Poor oral hygiene has been connected to poor mental overall health in seniors, though the findings just recommend an association and do not create a cause-and-effect relationship. Researchers reviewed studies on dental health and cognitive drop published between Michael went bonkers and 2013.
The researchers found that in some research a higher number of oral cavaties, the number of teeth you have, and the presence of gum disease is associated with a higher risk connected with age-related mental decline or dementia, whereas other scientific tests did not find the identical results.
Review author Bei Wu said, “Clinical evidence suggests that the regularity of oral health issues increases significantly inside cognitively impaired older people, especially those with dementia. [But] there is not sufficient evidence to date to conclude that a causal association is available between cognitive function and oral health.”
They have a few practices regarding the factors which could contribute to the connection. For starters, some speculate that “a shared inflamation related pathway is common to help both cognitive drop and oral disease,” as explained Dr. Jacqueline Sobota, a dentist at North Shore University Hospital.
Dr. Gayatri Devi, a neurologist and also memory loss specialist at Lenox Hill Hospital, included, “Some patients with dementia may well develop an apraxia — a condition where one forgets a previously learned task, such as tying shoes and boots, for example, or discovering one’s teeth.”

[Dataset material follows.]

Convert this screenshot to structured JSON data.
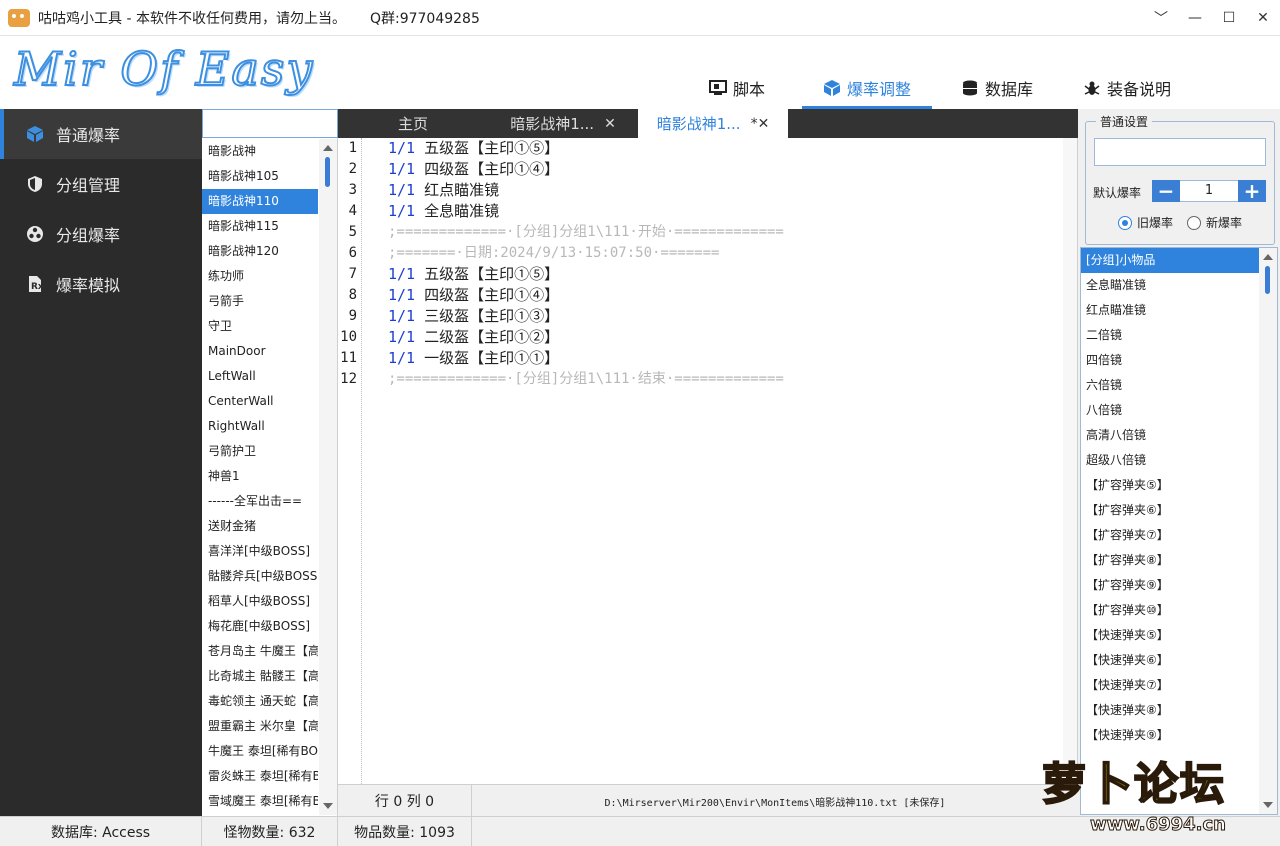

“Some clients, even if they do not have a good apraxia, may just forget to clean their teeth. Even so, early in the course of dementia, virtually all patients attend to his or her oral hygiene in the manner these people used to prior to producing dementia,” concluded Devi.